_What to work on_
All entries should be output exactly as they stand.

_Dataset extract_
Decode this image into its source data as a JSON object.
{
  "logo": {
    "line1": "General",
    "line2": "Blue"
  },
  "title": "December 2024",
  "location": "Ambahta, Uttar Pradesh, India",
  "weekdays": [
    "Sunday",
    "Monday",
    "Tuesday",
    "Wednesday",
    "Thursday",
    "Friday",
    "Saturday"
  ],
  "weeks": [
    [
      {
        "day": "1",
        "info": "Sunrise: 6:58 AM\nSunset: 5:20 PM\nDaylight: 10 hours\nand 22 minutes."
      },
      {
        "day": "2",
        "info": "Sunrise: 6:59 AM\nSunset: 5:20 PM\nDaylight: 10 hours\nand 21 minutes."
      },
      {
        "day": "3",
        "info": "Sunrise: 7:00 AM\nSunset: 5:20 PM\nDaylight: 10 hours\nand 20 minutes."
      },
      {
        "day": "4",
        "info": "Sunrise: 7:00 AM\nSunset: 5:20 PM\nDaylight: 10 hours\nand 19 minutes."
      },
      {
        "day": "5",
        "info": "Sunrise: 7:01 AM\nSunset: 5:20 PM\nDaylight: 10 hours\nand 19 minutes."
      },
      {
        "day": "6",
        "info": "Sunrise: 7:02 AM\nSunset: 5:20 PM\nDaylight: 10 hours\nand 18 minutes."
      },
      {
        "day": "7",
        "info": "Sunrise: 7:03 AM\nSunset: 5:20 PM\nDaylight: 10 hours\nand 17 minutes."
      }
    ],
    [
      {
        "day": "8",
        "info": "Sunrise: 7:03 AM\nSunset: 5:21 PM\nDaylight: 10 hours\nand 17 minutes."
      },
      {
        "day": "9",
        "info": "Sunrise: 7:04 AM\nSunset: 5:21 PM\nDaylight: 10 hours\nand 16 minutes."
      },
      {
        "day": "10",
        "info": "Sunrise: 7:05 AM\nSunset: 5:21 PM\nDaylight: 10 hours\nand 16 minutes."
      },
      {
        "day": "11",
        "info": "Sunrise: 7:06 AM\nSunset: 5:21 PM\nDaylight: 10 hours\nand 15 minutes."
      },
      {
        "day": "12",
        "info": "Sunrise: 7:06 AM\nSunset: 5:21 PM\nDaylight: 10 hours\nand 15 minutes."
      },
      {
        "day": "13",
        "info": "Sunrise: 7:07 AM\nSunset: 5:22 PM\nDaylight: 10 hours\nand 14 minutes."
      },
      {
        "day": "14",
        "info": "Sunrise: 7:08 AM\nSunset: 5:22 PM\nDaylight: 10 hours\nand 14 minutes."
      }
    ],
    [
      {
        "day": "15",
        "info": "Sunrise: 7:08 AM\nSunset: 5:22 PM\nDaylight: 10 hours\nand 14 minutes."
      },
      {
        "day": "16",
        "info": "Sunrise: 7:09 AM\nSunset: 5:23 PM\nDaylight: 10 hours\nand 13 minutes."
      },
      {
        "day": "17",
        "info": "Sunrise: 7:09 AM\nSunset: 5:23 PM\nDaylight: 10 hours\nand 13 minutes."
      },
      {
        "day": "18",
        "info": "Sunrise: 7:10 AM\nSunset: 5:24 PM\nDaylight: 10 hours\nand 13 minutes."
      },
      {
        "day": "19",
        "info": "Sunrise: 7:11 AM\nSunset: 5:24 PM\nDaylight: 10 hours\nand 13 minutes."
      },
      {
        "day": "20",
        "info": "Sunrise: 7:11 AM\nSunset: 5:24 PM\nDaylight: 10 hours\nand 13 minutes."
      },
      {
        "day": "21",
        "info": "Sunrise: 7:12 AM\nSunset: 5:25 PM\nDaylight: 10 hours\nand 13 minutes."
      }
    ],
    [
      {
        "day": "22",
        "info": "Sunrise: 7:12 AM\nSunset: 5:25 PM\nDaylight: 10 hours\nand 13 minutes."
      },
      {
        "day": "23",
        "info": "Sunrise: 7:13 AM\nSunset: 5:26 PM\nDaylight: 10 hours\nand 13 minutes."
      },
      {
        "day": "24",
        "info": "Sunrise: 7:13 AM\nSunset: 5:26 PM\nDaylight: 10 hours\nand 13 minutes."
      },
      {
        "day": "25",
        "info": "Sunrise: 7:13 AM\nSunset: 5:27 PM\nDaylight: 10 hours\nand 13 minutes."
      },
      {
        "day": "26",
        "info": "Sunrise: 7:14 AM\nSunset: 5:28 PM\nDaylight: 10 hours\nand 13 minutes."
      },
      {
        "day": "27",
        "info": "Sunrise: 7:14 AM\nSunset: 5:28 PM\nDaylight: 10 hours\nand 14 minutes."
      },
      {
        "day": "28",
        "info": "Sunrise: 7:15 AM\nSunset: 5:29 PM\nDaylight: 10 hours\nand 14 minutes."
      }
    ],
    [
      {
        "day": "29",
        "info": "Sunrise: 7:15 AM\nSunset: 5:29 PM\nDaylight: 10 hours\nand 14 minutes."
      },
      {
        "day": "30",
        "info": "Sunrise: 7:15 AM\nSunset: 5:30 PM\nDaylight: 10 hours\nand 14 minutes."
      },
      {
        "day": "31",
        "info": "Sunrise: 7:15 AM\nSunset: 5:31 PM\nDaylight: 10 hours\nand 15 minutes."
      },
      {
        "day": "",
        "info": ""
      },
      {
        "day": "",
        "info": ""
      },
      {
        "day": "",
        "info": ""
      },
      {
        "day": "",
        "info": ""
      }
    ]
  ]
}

_Written response_
Decode this image into its source data as a JSON object.
{
  "logo": {
    "line1": "General",
    "line2": "Blue"
  },
  "title": "December 2024",
  "location": "Ambahta, Uttar Pradesh, India",
  "weekdays": [
    "Sunday",
    "Monday",
    "Tuesday",
    "Wednesday",
    "Thursday",
    "Friday",
    "Saturday"
  ],
  "weeks": [
    [
      {
        "day": "1",
        "info": "Sunrise: 6:58 AM\nSunset: 5:20 PM\nDaylight: 10 hours\nand 22 minutes."
      },
      {
        "day": "2",
        "info": "Sunrise: 6:59 AM\nSunset: 5:20 PM\nDaylight: 10 hours\nand 21 minutes."
      },
      {
        "day": "3",
        "info": "Sunrise: 7:00 AM\nSunset: 5:20 PM\nDaylight: 10 hours\nand 20 minutes."
      },
      {
        "day": "4",
        "info": "Sunrise: 7:00 AM\nSunset: 5:20 PM\nDaylight: 10 hours\nand 19 minutes."
      },
      {
        "day": "5",
        "info": "Sunrise: 7:01 AM\nSunset: 5:20 PM\nDaylight: 10 hours\nand 19 minutes."
      },
      {
        "day": "6",
        "info": "Sunrise: 7:02 AM\nSunset: 5:20 PM\nDaylight: 10 hours\nand 18 minutes."
      },
      {
        "day": "7",
        "info": "Sunrise: 7:03 AM\nSunset: 5:20 PM\nDaylight: 10 hours\nand 17 minutes."
      }
    ],
    [
      {
        "day": "8",
        "info": "Sunrise: 7:03 AM\nSunset: 5:21 PM\nDaylight: 10 hours\nand 17 minutes."
      },
      {
        "day": "9",
        "info": "Sunrise: 7:04 AM\nSunset: 5:21 PM\nDaylight: 10 hours\nand 16 minutes."
      },
      {
        "day": "10",
        "info": "Sunrise: 7:05 AM\nSunset: 5:21 PM\nDaylight: 10 hours\nand 16 minutes."
      },
      {
        "day": "11",
        "info": "Sunrise: 7:06 AM\nSunset: 5:21 PM\nDaylight: 10 hours\nand 15 minutes."
      },
      {
        "day": "12",
        "info": "Sunrise: 7:06 AM\nSunset: 5:21 PM\nDaylight: 10 hours\nand 15 minutes."
      },
      {
        "day": "13",
        "info": "Sunrise: 7:07 AM\nSunset: 5:22 PM\nDaylight: 10 hours\nand 14 minutes."
      },
      {
        "day": "14",
        "info": "Sunrise: 7:08 AM\nSunset: 5:22 PM\nDaylight: 10 hours\nand 14 minutes."
      }
    ],
    [
      {
        "day": "15",
        "info": "Sunrise: 7:08 AM\nSunset: 5:22 PM\nDaylight: 10 hours\nand 14 minutes."
      },
      {
        "day": "16",
        "info": "Sunrise: 7:09 AM\nSunset: 5:23 PM\nDaylight: 10 hours\nand 13 minutes."
      },
      {
        "day": "17",
        "info": "Sunrise: 7:09 AM\nSunset: 5:23 PM\nDaylight: 10 hours\nand 13 minutes."
      },
      {
        "day": "18",
        "info": "Sunrise: 7:10 AM\nSunset: 5:24 PM\nDaylight: 10 hours\nand 13 minutes."
      },
      {
        "day": "19",
        "info": "Sunrise: 7:11 AM\nSunset: 5:24 PM\nDaylight: 10 hours\nand 13 minutes."
      },
      {
        "day": "20",
        "info": "Sunrise: 7:11 AM\nSunset: 5:24 PM\nDaylight: 10 hours\nand 13 minutes."
      },
      {
        "day": "21",
        "info": "Sunrise: 7:12 AM\nSunset: 5:25 PM\nDaylight: 10 hours\nand 13 minutes."
      }
    ],
    [
      {
        "day": "22",
        "info": "Sunrise: 7:12 AM\nSunset: 5:25 PM\nDaylight: 10 hours\nand 13 minutes."
      },
      {
        "day": "23",
        "info": "Sunrise: 7:13 AM\nSunset: 5:26 PM\nDaylight: 10 hours\nand 13 minutes."
      },
      {
        "day": "24",
        "info": "Sunrise: 7:13 AM\nSunset: 5:26 PM\nDaylight: 10 hours\nand 13 minutes."
      },
      {
        "day": "25",
        "info": "Sunrise: 7:13 AM\nSunset: 5:27 PM\nDaylight: 10 hours\nand 13 minutes."
      },
      {
        "day": "26",
        "info": "Sunrise: 7:14 AM\nSunset: 5:28 PM\nDaylight: 10 hours\nand 13 minutes."
      },
      {
        "day": "27",
        "info": "Sunrise: 7:14 AM\nSunset: 5:28 PM\nDaylight: 10 hours\nand 14 minutes."
      },
      {
        "day": "28",
        "info": "Sunrise: 7:15 AM\nSunset: 5:29 PM\nDaylight: 10 hours\nand 14 minutes."
      }
    ],
    [
      {
        "day": "29",
        "info": "Sunrise: 7:15 AM\nSunset: 5:29 PM\nDaylight: 10 hours\nand 14 minutes."
      },
      {
        "day": "30",
        "info": "Sunrise: 7:15 AM\nSunset: 5:30 PM\nDaylight: 10 hours\nand 14 minutes."
      },
      {
        "day": "31",
        "info": "Sunrise: 7:15 AM\nSunset: 5:31 PM\nDaylight: 10 hours\nand 15 minutes."
      },
      {
        "day": "",
        "info": ""
      },
      {
        "day": "",
        "info": ""
      },
      {
        "day": "",
        "info": ""
      },
      {
        "day": "",
        "info": ""
      }
    ]
  ]
}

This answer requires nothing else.